For each cluster $$C_i$$ a match list $$ML(B_i)$$ is then computed through an exhaustive search in the pixel-grid, with respect to the block $$B_i$$ closest to the centroid. Except for the block $$B_i$$, all blocks in $$C_i$$ will use approximate matches. As for the previous grouping method, we want to ensure that all blocks have a reconstruction error inferior to $$\varepsilon_M$$. The blocks different from $$B_i$$ thus only use a subset of $$ML(B_i)$$, as defined in in the equation above.

Fig. 4 - Two steps clusterring-based self-similarities search.

## Experimental Results

Experiments were conducted on a set of 4 images: a frame extracted from the Foreman sequence (CIF), Lena ($$512 \times 512$$), City ($$1280 \times 720$$) and Calendar ($$1280 \times 720$$). The size of the blocks is set to $$8 \times 8$$.
First tests were carried out with $$\varepsilon_M = \{3.0, 5.0, 10.0, 15.0\}$$. The parameter $$\alpha_A$$ was here set to $$0.5$$. Results are displayed in Table 1. Best results between list-based or cluster-based methods are displayed in bold font. The complexity reduction is assessed by the percentage of the optimized memory occupation over the original one, and the optimized method processing time over the original one. Two processing times are displayed: the self-similarities search time, which is the algorithm step actually optimized, and the complete epitome generation time.
The memory occupation is prohibitive for images City and Calendar when $$\varepsilon_M = 15.00$$ with the original method. This shows a very important limitation of the full search method for high resolution images. Because of this, comparative results can not be displayed, but the epitome can be still generated when using optimized methods.

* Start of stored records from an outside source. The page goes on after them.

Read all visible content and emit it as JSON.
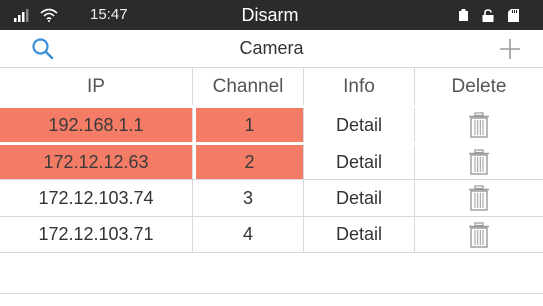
{
  "status_bar": {
    "time": "15:47",
    "mode": "Disarm",
    "icons": [
      "signal-icon",
      "wifi-icon",
      "battery-icon",
      "unlock-icon",
      "sd-card-icon"
    ]
  },
  "header": {
    "title": "Camera",
    "search_icon": "search-icon",
    "add_icon": "plus-icon"
  },
  "table": {
    "columns": [
      "IP",
      "Channel",
      "Info",
      "Delete"
    ],
    "rows": [
      {
        "ip": "192.168.1.1",
        "channel": "1",
        "info": "Detail",
        "highlighted": true
      },
      {
        "ip": "172.12.12.63",
        "channel": "2",
        "info": "Detail",
        "highlighted": true
      },
      {
        "ip": "172.12.103.74",
        "channel": "3",
        "info": "Detail",
        "highlighted": false
      },
      {
        "ip": "172.12.103.71",
        "channel": "4",
        "info": "Detail",
        "highlighted": false
      }
    ]
  },
  "colors": {
    "status_bar_bg": "#2b2b2b",
    "accent_blue": "#3a8fd8",
    "highlight": "#f47c66",
    "divider": "#d9d9d9"
  }
}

47.85 67.31 70.15 60.12 45.22 55.80 Image $$\varepsilon_M$$ List-based method Cluster-based method Memory load (%) Search time (%) Total time (%) Memory load (%) Search time (%) Total time (%) Foreman 3.0 50.18 68.62 73.93 5.0 49.54 60.72 61.88 10.0 25.00 32.65 50.36 15.0 18.08 21.61 55.25 Lena 3.0 98.18 75.54 78.92 5.0 63.61 61.00 66.19 10.0 29.98 37.49 55.74 15.0 21.64 23.56 64.48 City 3.0 60.54 68.62 69.25 5.0 60.71 64.165 64.160 10.0 51.47 48.07 60.07 Calendar 3.0 84.66 66.44 70.36 68.02 5.0 48.43 54.76 59.94 10.0 53.98 42.43 57.91

The quality of the epitome produced is assessed by the reconstructed image quality. The graphs representing the reconstructed image PSNR as a function of the epitome size are displayed in Fig. 5. For all images, whatever the epitome generation method, the curves are almost identical. The two proposed methods can thus reduce complexity while keeping the same epitome quality.

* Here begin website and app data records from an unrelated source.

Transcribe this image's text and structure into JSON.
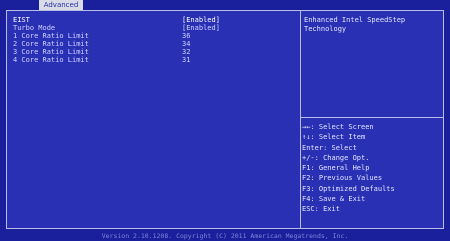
{
  "tabs": [
    {
      "label": "Advanced"
    }
  ],
  "settings": [
    {
      "label": "EIST",
      "value": "[Enabled]"
    },
    {
      "label": "Turbo Mode",
      "value": "[Enabled]"
    },
    {
      "label": "1 Core Ratio Limit",
      "value": "36"
    },
    {
      "label": "2 Core Ratio Limit",
      "value": "34"
    },
    {
      "label": "3 Core Ratio Limit",
      "value": "32"
    },
    {
      "label": "4 Core Ratio Limit",
      "value": "31"
    }
  ],
  "help": {
    "line1": "Enhanced Intel SpeedStep",
    "line2": "Technology"
  },
  "keys": [
    "→←: Select Screen",
    "↑↓: Select Item",
    "Enter: Select",
    "+/-: Change Opt.",
    "F1: General Help",
    "F2: Previous Values",
    "F3: Optimized Defaults",
    "F4: Save & Exit",
    "ESC: Exit"
  ],
  "footer": "Version 2.10.1208. Copyright (C) 2011 American Megatrends, Inc.",
  "colors": {
    "background": "#1a1f9c",
    "panel": "#2a30b3",
    "tab": "#d9dbe6",
    "text": "#cdd3ff",
    "highlight": "#ffffff"
  }
}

 Fig. 5 - Reconstruction performances depending on $$\varepsilon_M$$.

Complexity results for different values of $$\alpha_A$$ are displayed in Table 2, with $$\varepsilon_M = 10.00$$. These results illustrates the behavior of the proposed methods, which can reduce drastically the complexity when allowing important approximations. However, when evaluating average reconstruction performances (see Fig. 6), we can see that it has a negative impact, as it can increase the epitome size while decreasing the reconstruction PSNR.

67.86 51.42 58.41 41.39 19.06 28.58 Image $$\alpha_A$$ List-based method Cluster-based method Memory load (%) Search time (%) Total time (%) Memory load (%) Search time (%) Total time (%) Foreman 0.25 70.66 53.17 61.51 0.50 25.00 32.65 50.36 0.75 9.58 21.94 46.74 Lena 0.25 79.99 60.93 72.73 0.50 29.98 37.49 55.74 0.75 15.91 25.48 53.73 City 0.25 86.30 63.30 66.99 0.50 51.47 48.07 59.75 0.75 38.17 40.90 58.83 Calendar 0.25 69.76 51.43 65.30 66.65 0.50 53.98 42.43 57.91 0.75 48.35 36.86 57.94

Fig. 6 - Reconstruction performances depending on $$\alpha_A$$.

## Applications

The concept of epitome presented here was used in different applications such as still image coding and scalable image coding.